How to make the perfect post workout shake
You’ve just finished your workout. You’re hot, you’re tired and you’re sweaty. The first thing you feel like doing is having a shower. But what about your post workout nutrition? And before you say, “I haven’t got time. I’ll eat later”, we don’t want to hear it.
Many gym goers are unaware of the importance of post workout nutrition, which means they often skip meals due to a lack of time, or even worse, to consume less calories. Well, even if you’re looking to cut calories, the worst time to do it is after your workout when your body’s metabolism is operating at its highest rate and desperate for food.
So forget the excuses and learn about what goes into the perfect post workout shake.
Why are post workout shakes important?
Okay, so you understand that post workout nutrition is important, but why?
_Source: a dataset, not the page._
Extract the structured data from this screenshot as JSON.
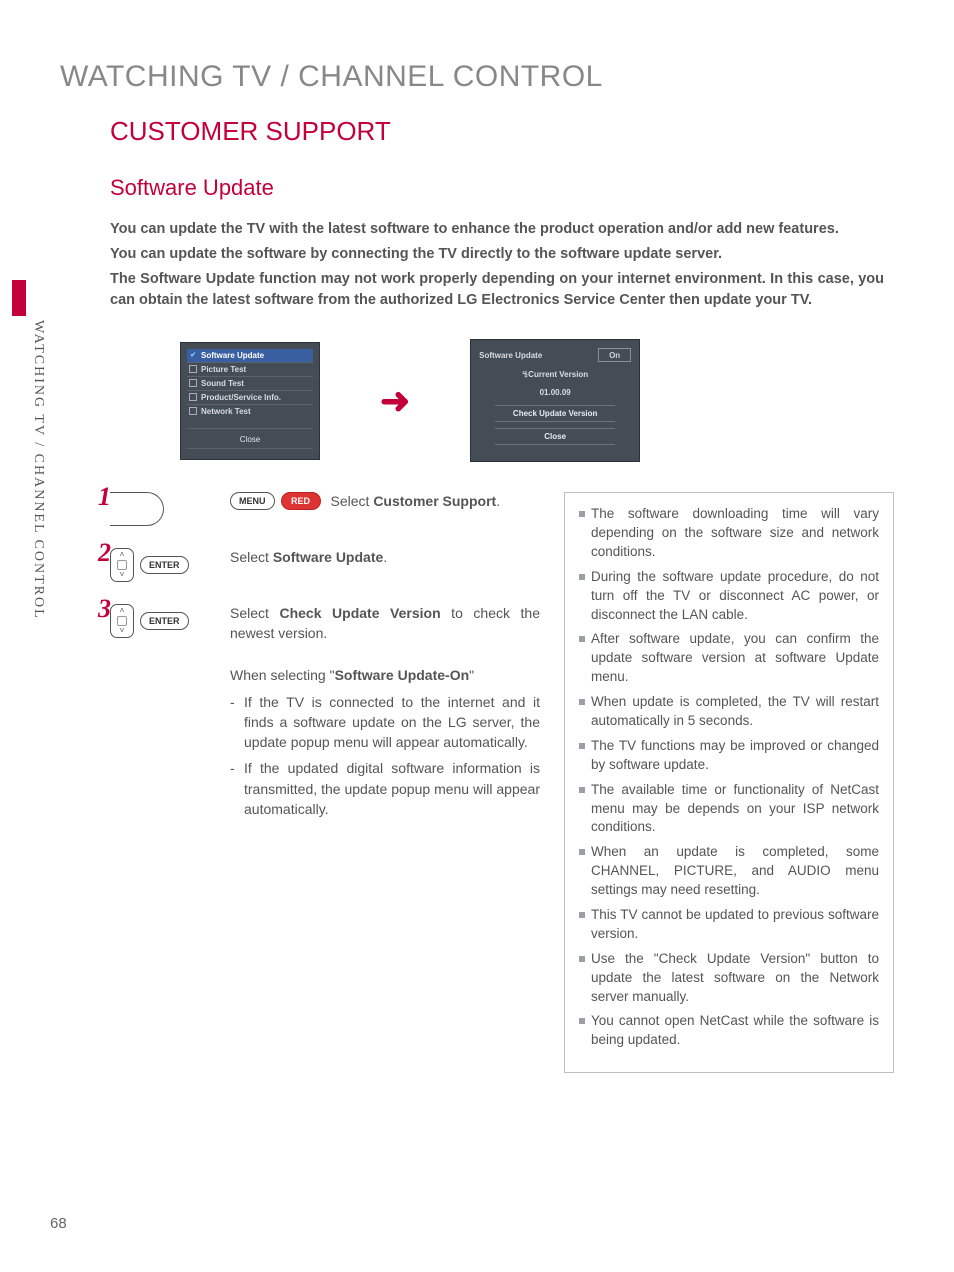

Reason 1: We all know when we exercise the body uses energy. In the body, carbohydrates and sugars are stored in the liver as glycogen. When muscles require energy during exercise this glycogen is converted into glucose – our body’s number one source of fuel. However, these glycogen stores are limited, therefore once used up, like a car, they need refuelling.
Reason 2: Also, when we exercise, the extra stress exerted on the body causes tiny tears in muscle microfibres. As these tears repair themselves, this is where we gradually see changes in body shape, increases in muscle mass, and fat loss. You may already know that muscle tissues in the body are primarily made of protein, therefore to adequately repair these microfibres we need protein in our diets.
Reason 3: Glucose is the body’s number one source of energy, however, it’s certainly not the only source. During times of intense and prolonged exercise, the body often resorts to breaking down muscle tissue (instead of fat). This is called proteolysis. When this happens, amino acids from broken down muscle are used for energy.
How do post workout shakes work?
Post workout shakes should have a balance of carbohydrates and protein.
When you consume simple carbohydrates, these can be delivered to the muscle and broken down quickly to restore glycogen stores. By consuming a good source of protein, this can help to aid the recovery and repair of broken muscle fibres so you can see results faster. What’s more, protein can also help fire up your metabolism further via thermogenesis.
What should I put in my post workout shake?
There are so many different types your post workout shake – it’s difficult to know which to put in your post workout shake.
Whey protein is different to many other proteins. This is because when consumed, whey protein breaks down and absorbed by the body at a quicker rate than other types of protein. This means your starved muscles are quickly provided with a fast-acting source of protein that can act to repair torn muscle microfibres.
For those with strict diets or looking to compete and get down to minimal body fat, keeping carbs to a minimum is often required, but even for some of these dedicated professionals, carb cycling is still an important part of their dieting technique.
By adding a generous serving of simple high glycaemic index (GI) carbohydrates in your post workout shake, for example dextrose or maltrodextrin, you can significantly increase the rate of protein-synthesis and speed up the body’s nutrient absorption.
You may think complex carbohydrates are better for releasing energy – this is both true and false. Complex carbohydrates provide a slow release of energy, but after a workout your starved muscles need a quick source of energy and carbohydrate. That’s why it’s important to consume high GI carbohydrates in your post workout shake and low GI complex carbohydrates later in the day.
Although fats such as seed and nuts are healthy, it’s important not to overdose on the good fats straight after a workout as this can slow down the release of protein to the muscle cells.
Other supplements to put in your shake
L-Leucine is an essential amino acid, which means it can’t be made by the human body and therefore must be consumed through the diet or from dietary supplements. Leucine is the most investigated BCAA due to its important role in protein metabolism, exercise recovery, glucose homeostasis and insulin action.
HMB, or Beta-Hydroxy Beta-Methylbutyrate, is a metabolite of the branched-chain amino acid leucine. Research has shown that HMB may be an effective performance aid for athletes and those engaging in regular exercise, by reducing delayed-onset muscle soreness (DOMS) and muscle damage, while increasing lean body mass, strength, peak onset of blood lactate accumulation and VO2 max.
Click the recipe below to find out exactly how to make your own post workout shake:
If you don’t have time to make a post workout shake, we’ve got you covered with our all in one post workout protein shake formulas.
Our articles should be used for informational and educational purposes only and are not intended to be taken as medical advice. If you’re concerned, consult a health professional before taking dietary supplements or introducing any major changes to your diet.